Wednesday, May 23, 2012

A long way from home

It's been too long. Too long since wrote, too long since I hugged my family, too long since I went to work and thought about the patients instead of broken medical equipment and voltage variability and DHCP leases, too long since I went on a vacation and actually vacationed. That was the story of last month.

After finally moving to Malawi more or less permanently almost one year ago, I have started moving around more often. In Malamulo, I have moved houses more times than I can remember. That was bearable since the faces (or muzzles) around me varied less often. Then came my time to leave the country. Immigration here in Malawi allows one to stay up to three months on a tourist visa, which strictly prohibits work. I have been trying to get an employment permit for several months, but paperwork moves so slowly it practically rots. That necessitated yet another departure from Malawi. The plan was a week trip to Victoria Falls. It would be my first vacation longer than an extended weekend since arriving in Africa and it would be a chance to see a natural wonder of the world.

The plan for a one week trip lasted until the second day of the trip, when I was asked to go to Yuka Adventist Hospital in western Zambia (about 65 km from Angola) and to return to work at Mwami Adventist Hospital in Chipata (about 5 km from Malawi).

Victoria Falls was all it was cracked up to be. Between soggy shoes, a rainforest in the middle of a savannah, and a backpackers lodge entirely to myself, it was precisely what I needed. Time to sit down when needed, sleep in as long as I could, meander about with no plan or direction or intention, and listen to the roar of millions of liters of angry hydrogen hydroxide. I even managed a trip to Chobe National Park in Botswana, where hippos cluttered the waters and elephants the beaches. Hordes of tusked behemoths stood in stark contrast to the solitary ones I had seen elsewhere. It would have been fascinating to spend some more time watching them, learning the personality of each one, and appreciating their potential.

The next stop was Yuka Hospital, in the west. Getting there wasn't trivial and required buses, taxis, and boats. This truly appeared to be the end of the world. I'm pretty sure Hades was on the next sand dune. Power and water exist, but you don't want to use either of them if possible. Some say that you haven't been an Adventist missionary until you have survived Yuka. I believe you might be immortal if you survive Yuka. It made me remember that no matter how bad things could be at home (wherever home is), they can always be worse.

The next stop was Lusaka, where I went shopping for contactors, pumps, motors, HDPE fittings, solar panels, power conditioners, and deep cycle batteries.

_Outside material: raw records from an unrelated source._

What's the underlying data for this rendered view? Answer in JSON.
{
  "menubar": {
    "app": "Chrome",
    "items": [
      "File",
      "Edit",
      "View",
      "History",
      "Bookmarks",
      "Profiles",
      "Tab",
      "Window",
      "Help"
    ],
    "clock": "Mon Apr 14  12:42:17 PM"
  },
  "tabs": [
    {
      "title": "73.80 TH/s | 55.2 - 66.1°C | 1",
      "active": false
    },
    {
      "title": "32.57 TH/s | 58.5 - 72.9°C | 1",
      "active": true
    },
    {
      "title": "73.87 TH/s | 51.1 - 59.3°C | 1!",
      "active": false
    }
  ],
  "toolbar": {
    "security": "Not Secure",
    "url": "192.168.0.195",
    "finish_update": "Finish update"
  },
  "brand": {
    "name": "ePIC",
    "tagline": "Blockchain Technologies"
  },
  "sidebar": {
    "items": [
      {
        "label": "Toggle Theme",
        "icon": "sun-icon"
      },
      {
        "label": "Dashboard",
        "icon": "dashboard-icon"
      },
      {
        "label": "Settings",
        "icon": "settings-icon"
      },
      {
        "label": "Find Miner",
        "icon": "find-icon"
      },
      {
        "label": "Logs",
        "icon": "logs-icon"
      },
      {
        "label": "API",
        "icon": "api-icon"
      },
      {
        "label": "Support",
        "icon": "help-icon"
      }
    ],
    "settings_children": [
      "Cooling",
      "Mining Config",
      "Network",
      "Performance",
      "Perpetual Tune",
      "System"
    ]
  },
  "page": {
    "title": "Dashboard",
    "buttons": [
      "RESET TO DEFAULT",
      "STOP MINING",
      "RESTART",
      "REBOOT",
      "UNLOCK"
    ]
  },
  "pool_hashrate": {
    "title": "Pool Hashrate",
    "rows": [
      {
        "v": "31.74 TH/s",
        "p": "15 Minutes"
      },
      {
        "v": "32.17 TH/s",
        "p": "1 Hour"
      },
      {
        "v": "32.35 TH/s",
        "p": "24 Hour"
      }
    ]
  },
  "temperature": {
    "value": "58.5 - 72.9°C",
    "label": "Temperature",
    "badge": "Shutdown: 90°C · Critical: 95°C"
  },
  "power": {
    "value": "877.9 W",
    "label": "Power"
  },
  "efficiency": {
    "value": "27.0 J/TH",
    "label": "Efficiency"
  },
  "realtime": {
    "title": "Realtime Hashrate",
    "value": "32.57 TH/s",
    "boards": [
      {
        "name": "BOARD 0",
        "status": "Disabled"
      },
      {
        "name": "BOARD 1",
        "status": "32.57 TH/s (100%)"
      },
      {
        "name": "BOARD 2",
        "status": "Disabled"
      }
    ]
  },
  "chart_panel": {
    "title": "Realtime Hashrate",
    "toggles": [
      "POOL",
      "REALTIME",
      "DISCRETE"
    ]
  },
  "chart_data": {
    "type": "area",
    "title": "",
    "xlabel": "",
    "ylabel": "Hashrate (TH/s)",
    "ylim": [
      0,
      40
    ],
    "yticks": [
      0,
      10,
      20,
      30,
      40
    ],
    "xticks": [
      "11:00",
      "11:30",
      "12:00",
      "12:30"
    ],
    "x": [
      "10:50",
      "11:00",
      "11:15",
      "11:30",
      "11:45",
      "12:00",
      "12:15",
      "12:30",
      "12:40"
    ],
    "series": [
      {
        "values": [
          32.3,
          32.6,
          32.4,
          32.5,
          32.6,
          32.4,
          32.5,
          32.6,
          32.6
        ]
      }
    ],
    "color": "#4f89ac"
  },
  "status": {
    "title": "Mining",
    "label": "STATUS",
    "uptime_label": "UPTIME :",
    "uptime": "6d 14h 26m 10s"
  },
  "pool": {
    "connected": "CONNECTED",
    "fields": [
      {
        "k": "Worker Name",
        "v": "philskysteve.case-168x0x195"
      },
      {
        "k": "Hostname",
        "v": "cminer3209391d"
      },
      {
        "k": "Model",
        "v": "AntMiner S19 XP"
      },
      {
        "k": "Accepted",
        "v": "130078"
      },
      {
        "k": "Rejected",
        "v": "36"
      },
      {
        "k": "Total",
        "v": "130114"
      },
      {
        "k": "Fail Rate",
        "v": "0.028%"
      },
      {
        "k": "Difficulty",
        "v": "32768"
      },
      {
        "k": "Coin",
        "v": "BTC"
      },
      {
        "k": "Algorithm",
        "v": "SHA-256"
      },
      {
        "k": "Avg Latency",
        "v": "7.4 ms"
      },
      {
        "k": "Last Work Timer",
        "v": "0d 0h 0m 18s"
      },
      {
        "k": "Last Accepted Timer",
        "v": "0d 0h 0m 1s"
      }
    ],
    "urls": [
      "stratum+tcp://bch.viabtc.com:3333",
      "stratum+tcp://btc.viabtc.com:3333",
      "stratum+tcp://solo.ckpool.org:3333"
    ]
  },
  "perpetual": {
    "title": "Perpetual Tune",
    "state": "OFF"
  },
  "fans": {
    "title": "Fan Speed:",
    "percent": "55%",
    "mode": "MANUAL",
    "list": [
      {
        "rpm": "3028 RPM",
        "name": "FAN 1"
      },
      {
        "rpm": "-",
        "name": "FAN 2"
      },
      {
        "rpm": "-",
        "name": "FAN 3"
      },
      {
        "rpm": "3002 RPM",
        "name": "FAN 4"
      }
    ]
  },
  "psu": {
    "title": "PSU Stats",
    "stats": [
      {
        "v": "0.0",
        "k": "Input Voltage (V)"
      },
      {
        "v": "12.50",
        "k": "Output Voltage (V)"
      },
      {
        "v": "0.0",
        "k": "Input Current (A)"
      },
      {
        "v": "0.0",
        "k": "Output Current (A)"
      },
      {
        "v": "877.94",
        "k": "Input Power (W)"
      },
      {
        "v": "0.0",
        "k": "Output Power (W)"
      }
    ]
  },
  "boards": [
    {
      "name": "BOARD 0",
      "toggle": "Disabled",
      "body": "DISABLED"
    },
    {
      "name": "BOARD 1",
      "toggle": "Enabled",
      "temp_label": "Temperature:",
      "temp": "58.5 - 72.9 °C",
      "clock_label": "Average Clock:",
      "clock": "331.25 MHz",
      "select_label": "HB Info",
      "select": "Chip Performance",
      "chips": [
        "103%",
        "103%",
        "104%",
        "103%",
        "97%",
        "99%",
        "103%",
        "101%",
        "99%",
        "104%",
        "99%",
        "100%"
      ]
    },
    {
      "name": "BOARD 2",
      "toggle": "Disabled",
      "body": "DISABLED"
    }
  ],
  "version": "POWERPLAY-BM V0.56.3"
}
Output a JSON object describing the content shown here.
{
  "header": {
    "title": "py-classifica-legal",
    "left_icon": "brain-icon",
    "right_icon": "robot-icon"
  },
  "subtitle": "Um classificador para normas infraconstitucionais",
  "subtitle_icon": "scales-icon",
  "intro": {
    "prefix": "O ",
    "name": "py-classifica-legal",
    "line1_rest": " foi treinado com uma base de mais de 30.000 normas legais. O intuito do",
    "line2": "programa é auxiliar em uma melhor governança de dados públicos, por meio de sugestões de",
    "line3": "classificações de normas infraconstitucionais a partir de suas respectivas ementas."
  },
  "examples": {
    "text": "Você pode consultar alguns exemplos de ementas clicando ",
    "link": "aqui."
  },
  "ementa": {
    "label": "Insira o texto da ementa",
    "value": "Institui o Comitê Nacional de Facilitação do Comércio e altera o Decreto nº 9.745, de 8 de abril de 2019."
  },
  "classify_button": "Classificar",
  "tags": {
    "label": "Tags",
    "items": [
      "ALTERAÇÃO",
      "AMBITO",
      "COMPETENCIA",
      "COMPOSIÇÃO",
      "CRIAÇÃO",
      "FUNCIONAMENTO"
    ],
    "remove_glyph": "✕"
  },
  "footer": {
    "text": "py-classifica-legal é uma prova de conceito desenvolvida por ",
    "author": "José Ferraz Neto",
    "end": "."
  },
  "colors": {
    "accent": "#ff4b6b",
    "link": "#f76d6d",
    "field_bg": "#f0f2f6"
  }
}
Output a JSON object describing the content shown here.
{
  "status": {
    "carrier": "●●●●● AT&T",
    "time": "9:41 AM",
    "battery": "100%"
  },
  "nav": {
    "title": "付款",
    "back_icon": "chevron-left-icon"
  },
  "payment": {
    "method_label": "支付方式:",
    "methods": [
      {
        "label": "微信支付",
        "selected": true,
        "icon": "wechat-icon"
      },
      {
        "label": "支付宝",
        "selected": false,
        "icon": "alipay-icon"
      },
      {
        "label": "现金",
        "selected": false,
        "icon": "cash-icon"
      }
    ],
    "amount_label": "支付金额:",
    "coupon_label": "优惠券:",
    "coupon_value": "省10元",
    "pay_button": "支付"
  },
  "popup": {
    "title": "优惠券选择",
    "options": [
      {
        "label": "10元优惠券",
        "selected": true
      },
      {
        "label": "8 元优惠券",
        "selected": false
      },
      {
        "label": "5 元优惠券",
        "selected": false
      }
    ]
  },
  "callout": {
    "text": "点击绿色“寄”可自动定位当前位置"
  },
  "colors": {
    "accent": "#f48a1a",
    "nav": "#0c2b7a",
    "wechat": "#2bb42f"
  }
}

If you had showed me pictures of Lusaka and Yuka beside each other, I would have commended you on your Photoshop skills. One is the end of the earth, the other is the worldliest place I have seen in Africa. Malls, rush hour, fast food, all the ills that prosperity has freely given so many Western nations. I think it was like the West anyway. It fit what I think the West is like, although I can't actually remember.

A few more days of traveling misery dropped me back at Malamulo, so glad for a bed. Although the thoughts began. Why am I not wanting to go some place like Yuka? What happened to my sense of adventure? Should "no" be in my vocabulary when given an opportunity to help? Why do I suddenly have an urge to go back to Zambia despite hating three of my four weeks? Is homelessness a poor economic status or a conscious decision to live everywhere and nowhere simultaneously? Is it dinner time? The answer, at least to the last one, is yes. I'm not sure about the others.


  1. Oh Arod, I'm glad you were able to take some T.O. Time, though you surely deserve more! I'm also glad that you use words like hydrogen hydroxide, because words like that make me happy. The potential of an individual elephant is a happy thought as well, especially when I imagine all the potential energy an elephant might possess. But I'm also grateful you prompted me to think about unanswerable questions, because I have too many that I have been ignoring for too long instead of searching for answers.

  2. I read very carefully your story, Alex. All about why you decided not going to Yuka. And after, you got repentant. With my husband, Helard Mangold, MD, were living at Yuka for a wonderful four years. I can't describe how nice and blessed were the experience we have had there. We used to call that place 'the paradise" specially when people from Lusaka Union were asking how was that. Today, I'm missing Yuka, because God was there, doing a lot of miracles and using both of us as a real missionaries. And... of course, we have survived Yuka.